This is the landing page for Toolforge user documentation. It provides an overview of Toolforge features and capabilities, then directs you to where you can learn more or get started using the platform.
Create or deploy your own tools on Toolforge
What is Toolforge?
Toolforge is a free cloud hosting platform for Wikimedia contributors. It provides web servers, data access, job management, and other features to help developers maintain tools and bots.
Toolforge is part of the Wikimedia Cloud Services (WMCS) suite of services. It is supported by Wikimedia Foundation staff and volunteers.
To learn more about how Toolforge works, see About Toolforge.
What are tools and bots?
Tools are software applications that help people working on Wikimedia projects. Bots are automated programs that help wiki projects by doing crucial but repetitive tasks. Tools and bots can do all kinds of tasks, like help editors discover content to improve, simplify edit-a-thon planning, visualize wiki content, help fight vandalism, and much more.
Many tools and bots use MediaWiki APIs to access wiki content, metadata, analytics data, and more. You can use these APIs to build apps that contribute content or new functionality to the Wikimedia ecosystem, then host your app on Toolforge.
See the Wikimedia technical ecosystem overview to learn more about how tools and bots help the movement.
Main features of Toolforge
- Free, reliable, and scalable cloud hosting for:
- Kubernetes backend for orchestration
- Access to replicas of production wiki databases, and other data services
- Access to shared storage, which includes public dumps of Wikimedia content and data
- Shared management of tool accounts (where tools and bots are stored)
- Support for mosh, SSH, SFTP
- Version control via Git
- Options for tools to send and receive email
- Support for Redis
- Support for Elasticsearch
Constraints of Toolforge
- All code run on Toolforge must benefit the Wikimedia movement.
- Because Toolforge is a managed service, you are limited to the packages provided by the Wikimedia Foundation on its servers. If your project requires that you administer your own virtual server, consider Cloud VPS instead.
- Memory and storage is limited to 2 virtual CPUs and 8 GB of RAM. The maximum recommended per-job memory limit is 4GB. If your project requires more memory, you can request a quota increase, or use Cloud VPS instead. Learn more about quotas.

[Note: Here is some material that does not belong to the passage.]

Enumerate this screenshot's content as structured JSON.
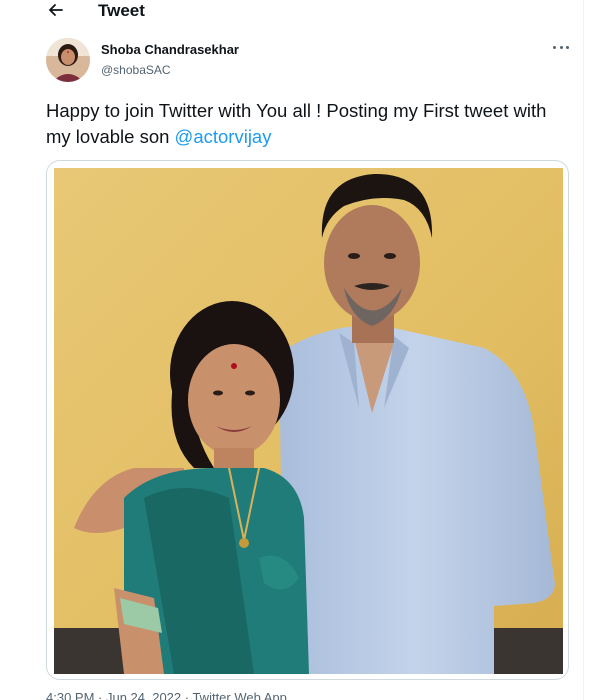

What tools are hosted on Toolforge?
Toolforge hosts various types of tools, including web services, continuous bots, and scheduled tasks.
Before you start
To use Toolforge, you need:
- Some programming knowledge
- An understanding of Unix command line
- An SSH client (like Putty or WinSCP or Linux command line)
- A Wikimedia developer account, and a Wikimedia account (used to log in to Wikipedia and other Wikimedia wikis)
Follow the Toolforge quickstart guide to create your tool account and get started using Toolforge.
Communication and support
Support and administration of the WMCS resources is provided by the Wikimedia Foundation Cloud Services team and Wikimedia movement volunteers. Please reach out with questions and join the conversation: